The FCC is committed to striking the right balance of cost and speed in its upcoming Connect America Fund Phase II reverse auction to spread broadband deployment further into high-cost areas, an FCC official said at the live-streamed Mountain Connect conference in Keystone, Colorado. “We’re dedicated to getting it right,” said Ryan Palmer, chief of the Telecommunications Access Policy Division in the FCC Wireline Bureau. Also, Palmer said top commission priorities this year include special access reform and tribal broadband access.
In the CAF II auction, providers will bid for up to $215 million in annual funding support to provide both broadband and voice service in high-cost and extremely high-cost rural areas where large (price-cap) telcos didn’t accept support or weren’t even offered support, said the auction order approved last month. The FCC still must decide how to prioritize bids in its final order setting up the auction, including whether to place more importance on keeping the price down or providing better broadband, Palmer said. “Obviously we would love it if everyone in the country could be connected to gigabit service tomorrow. But we’re also working with the reality of a limited pool of money, and we need to get the most bang for our buck.”
Palmer said the FCC will monitor the progress of incumbents, which accepted $1.5 billion in CAF II annual support over six years to expand broadband deployment. Incumbents in about 30 states accepted FCC offers of support, he estimated. Some elected officials on Capitol Hill voiced worries about what will happen if incumbents don’t meet commitments, but the FCC will review incumbents’ progress reports and refer any problems to the Enforcement Bureau, Palmer said. If carriers don’t meet obligations, the bureau “will look into it and see what’s going on.” He said the shape of enforcement may depend on who’s president next year: “By the time we get [to enforcement], we’re going to have a different administration, most likely a different chairman and a different bureau chief of the Enforcement Bureau.”
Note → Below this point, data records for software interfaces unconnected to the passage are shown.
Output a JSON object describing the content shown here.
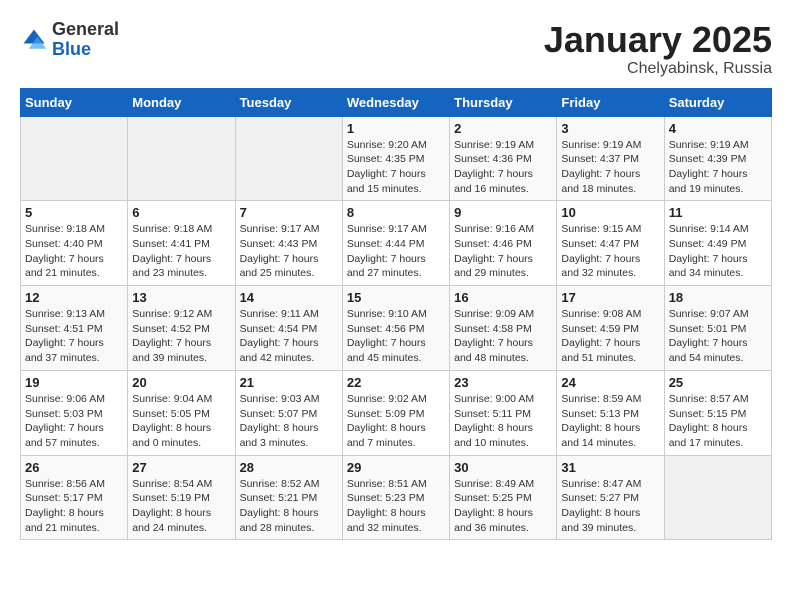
{
  "logo": {
    "general": "General",
    "blue": "Blue"
  },
  "header": {
    "month": "January 2025",
    "location": "Chelyabinsk, Russia"
  },
  "weekdays": [
    "Sunday",
    "Monday",
    "Tuesday",
    "Wednesday",
    "Thursday",
    "Friday",
    "Saturday"
  ],
  "weeks": [
    [
      {
        "day": "",
        "sunrise": "",
        "sunset": "",
        "daylight": ""
      },
      {
        "day": "",
        "sunrise": "",
        "sunset": "",
        "daylight": ""
      },
      {
        "day": "",
        "sunrise": "",
        "sunset": "",
        "daylight": ""
      },
      {
        "day": "1",
        "sunrise": "Sunrise: 9:20 AM",
        "sunset": "Sunset: 4:35 PM",
        "daylight": "Daylight: 7 hours and 15 minutes."
      },
      {
        "day": "2",
        "sunrise": "Sunrise: 9:19 AM",
        "sunset": "Sunset: 4:36 PM",
        "daylight": "Daylight: 7 hours and 16 minutes."
      },
      {
        "day": "3",
        "sunrise": "Sunrise: 9:19 AM",
        "sunset": "Sunset: 4:37 PM",
        "daylight": "Daylight: 7 hours and 18 minutes."
      },
      {
        "day": "4",
        "sunrise": "Sunrise: 9:19 AM",
        "sunset": "Sunset: 4:39 PM",
        "daylight": "Daylight: 7 hours and 19 minutes."
      }
    ],
    [
      {
        "day": "5",
        "sunrise": "Sunrise: 9:18 AM",
        "sunset": "Sunset: 4:40 PM",
        "daylight": "Daylight: 7 hours and 21 minutes."
      },
      {
        "day": "6",
        "sunrise": "Sunrise: 9:18 AM",
        "sunset": "Sunset: 4:41 PM",
        "daylight": "Daylight: 7 hours and 23 minutes."
      },
      {
        "day": "7",
        "sunrise": "Sunrise: 9:17 AM",
        "sunset": "Sunset: 4:43 PM",
        "daylight": "Daylight: 7 hours and 25 minutes."
      },
      {
        "day": "8",
        "sunrise": "Sunrise: 9:17 AM",
        "sunset": "Sunset: 4:44 PM",
        "daylight": "Daylight: 7 hours and 27 minutes."
      },
      {
        "day": "9",
        "sunrise": "Sunrise: 9:16 AM",
        "sunset": "Sunset: 4:46 PM",
        "daylight": "Daylight: 7 hours and 29 minutes."
      },
      {
        "day": "10",
        "sunrise": "Sunrise: 9:15 AM",
        "sunset": "Sunset: 4:47 PM",
        "daylight": "Daylight: 7 hours and 32 minutes."
      },
      {
        "day": "11",
        "sunrise": "Sunrise: 9:14 AM",
        "sunset": "Sunset: 4:49 PM",
        "daylight": "Daylight: 7 hours and 34 minutes."
      }
    ],
    [
      {
        "day": "12",
        "sunrise": "Sunrise: 9:13 AM",
        "sunset": "Sunset: 4:51 PM",
        "daylight": "Daylight: 7 hours and 37 minutes."
      },
      {
        "day": "13",
        "sunrise": "Sunrise: 9:12 AM",
        "sunset": "Sunset: 4:52 PM",
        "daylight": "Daylight: 7 hours and 39 minutes."
      },
      {
        "day": "14",
        "sunrise": "Sunrise: 9:11 AM",
        "sunset": "Sunset: 4:54 PM",
        "daylight": "Daylight: 7 hours and 42 minutes."
      },
      {
        "day": "15",
        "sunrise": "Sunrise: 9:10 AM",
        "sunset": "Sunset: 4:56 PM",
        "daylight": "Daylight: 7 hours and 45 minutes."
      },
      {
        "day": "16",
        "sunrise": "Sunrise: 9:09 AM",
        "sunset": "Sunset: 4:58 PM",
        "daylight": "Daylight: 7 hours and 48 minutes."
      },
      {
        "day": "17",
        "sunrise": "Sunrise: 9:08 AM",
        "sunset": "Sunset: 4:59 PM",
        "daylight": "Daylight: 7 hours and 51 minutes."
      },
      {
        "day": "18",
        "sunrise": "Sunrise: 9:07 AM",
        "sunset": "Sunset: 5:01 PM",
        "daylight": "Daylight: 7 hours and 54 minutes."
      }
    ],
    [
      {
        "day": "19",
        "sunrise": "Sunrise: 9:06 AM",
        "sunset": "Sunset: 5:03 PM",
        "daylight": "Daylight: 7 hours and 57 minutes."
      },
      {
        "day": "20",
        "sunrise": "Sunrise: 9:04 AM",
        "sunset": "Sunset: 5:05 PM",
        "daylight": "Daylight: 8 hours and 0 minutes."
      },
      {
        "day": "21",
        "sunrise": "Sunrise: 9:03 AM",
        "sunset": "Sunset: 5:07 PM",
        "daylight": "Daylight: 8 hours and 3 minutes."
      },
      {
        "day": "22",
        "sunrise": "Sunrise: 9:02 AM",
        "sunset": "Sunset: 5:09 PM",
        "daylight": "Daylight: 8 hours and 7 minutes."
      },
      {
        "day": "23",
        "sunrise": "Sunrise: 9:00 AM",
        "sunset": "Sunset: 5:11 PM",
        "daylight": "Daylight: 8 hours and 10 minutes."
      },
      {
        "day": "24",
        "sunrise": "Sunrise: 8:59 AM",
        "sunset": "Sunset: 5:13 PM",
        "daylight": "Daylight: 8 hours and 14 minutes."
      },
      {
        "day": "25",
        "sunrise": "Sunrise: 8:57 AM",
        "sunset": "Sunset: 5:15 PM",
        "daylight": "Daylight: 8 hours and 17 minutes."
      }
    ],
    [
      {
        "day": "26",
        "sunrise": "Sunrise: 8:56 AM",
        "sunset": "Sunset: 5:17 PM",
        "daylight": "Daylight: 8 hours and 21 minutes."
      },
      {
        "day": "27",
        "sunrise": "Sunrise: 8:54 AM",
        "sunset": "Sunset: 5:19 PM",
        "daylight": "Daylight: 8 hours and 24 minutes."
      },
      {
        "day": "28",
        "sunrise": "Sunrise: 8:52 AM",
        "sunset": "Sunset: 5:21 PM",
        "daylight": "Daylight: 8 hours and 28 minutes."
      },
      {
        "day": "29",
        "sunrise": "Sunrise: 8:51 AM",
        "sunset": "Sunset: 5:23 PM",
        "daylight": "Daylight: 8 hours and 32 minutes."
      },
      {
        "day": "30",
        "sunrise": "Sunrise: 8:49 AM",
        "sunset": "Sunset: 5:25 PM",
        "daylight": "Daylight: 8 hours and 36 minutes."
      },
      {
        "day": "31",
        "sunrise": "Sunrise: 8:47 AM",
        "sunset": "Sunset: 5:27 PM",
        "daylight": "Daylight: 8 hours and 39 minutes."
      },
      {
        "day": "",
        "sunrise": "",
        "sunset": "",
        "daylight": ""
      }
    ]
  ]
}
Special access is a “top priority” for FCC Chairman Tom Wheeler, and he committed to issuing an order on a new regulatory structure for business data services by year-end, Palmer said. Comments are due on proposals at the end of this month, he said: “Things are moving fast.” The FCC wants to deregulate where there’s enough competition, and implement “safeguards to encourage competition and innovation” in areas where there’s not. Also this year, Wheeler wants to move forward on an order addressing tribal broadband issues, said Palmer. The recent Lifeline order didn’t address several issues important to tribal nations, he said. The order likely will include action on a proposal submitted by the National Tribal Telecommunications Association to target more universal service support to rate-of-return carriers serving tribal lands, he said. “What else will be a part of that, we’ll have to see, but it’s a real priority.”
Palmer thinks the FCC should update its broadband map, but the commission hasn’t received the funding it needs from Congress, Palmer said. “Money is a big factor” preventing an update, he said. “It’s extremely expensive, not just for the technology, but for the significant number of man hours and expertise you need to bring in to make it happen.” In the meantime, the FCC has been trying to collect Form 477 data to make it more useable, he said. Reports from incumbents receiving CAF will also improve the FCC’s picture of broadband availability, he said. The incumbents are required to report starting this year specifics on where they’ve reached, he said.
Access to rights of way remains a hurdle to spreading broadband, said Palmer. While his division doesn’t work on the issue, he noted a general “sense of frustration” at the commission that more hasn’t been done. “A lot of these barriers that are out there are not in our control ... so we have tried to serve as a conduit to try to share information and share stories that we’re hearing.” President Barack Obama’s Broadband Opportunities Council assigned member agencies to look into the issue, but they won’t make recommendations until after the November election and it will be up to the next administration to decide next steps, he said. “I would hope whoever the next president is realizes this is a real barrier to success.”